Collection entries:
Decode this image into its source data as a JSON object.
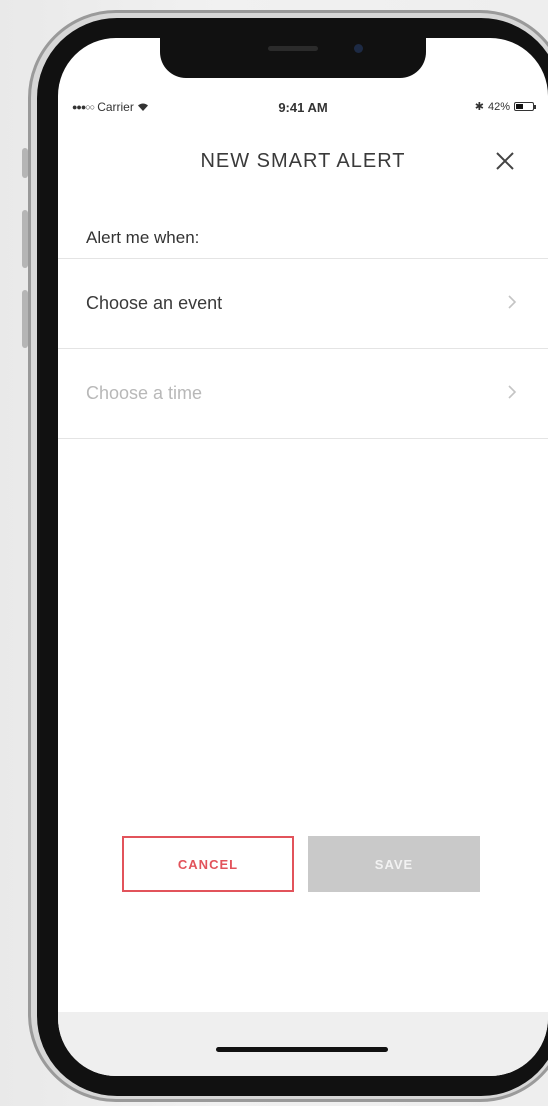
{
  "status_bar": {
    "carrier": "Carrier",
    "time": "9:41 AM",
    "bluetooth": "✱",
    "battery": "42%",
    "battery_level": 0.42
  },
  "header": {
    "title": "NEW SMART ALERT"
  },
  "form": {
    "section_label": "Alert me when:",
    "rows": [
      {
        "label": "Choose an event",
        "color": "#3a3a3a"
      },
      {
        "label": "Choose a time",
        "color": "#b8b8b8"
      }
    ]
  },
  "actions": {
    "cancel_label": "CANCEL",
    "save_label": "SAVE"
  },
  "colors": {
    "accent": "#e2535b",
    "disabled": "#c9c9c9"
  }
}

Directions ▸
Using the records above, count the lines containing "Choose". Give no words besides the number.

Problem solution ▸
2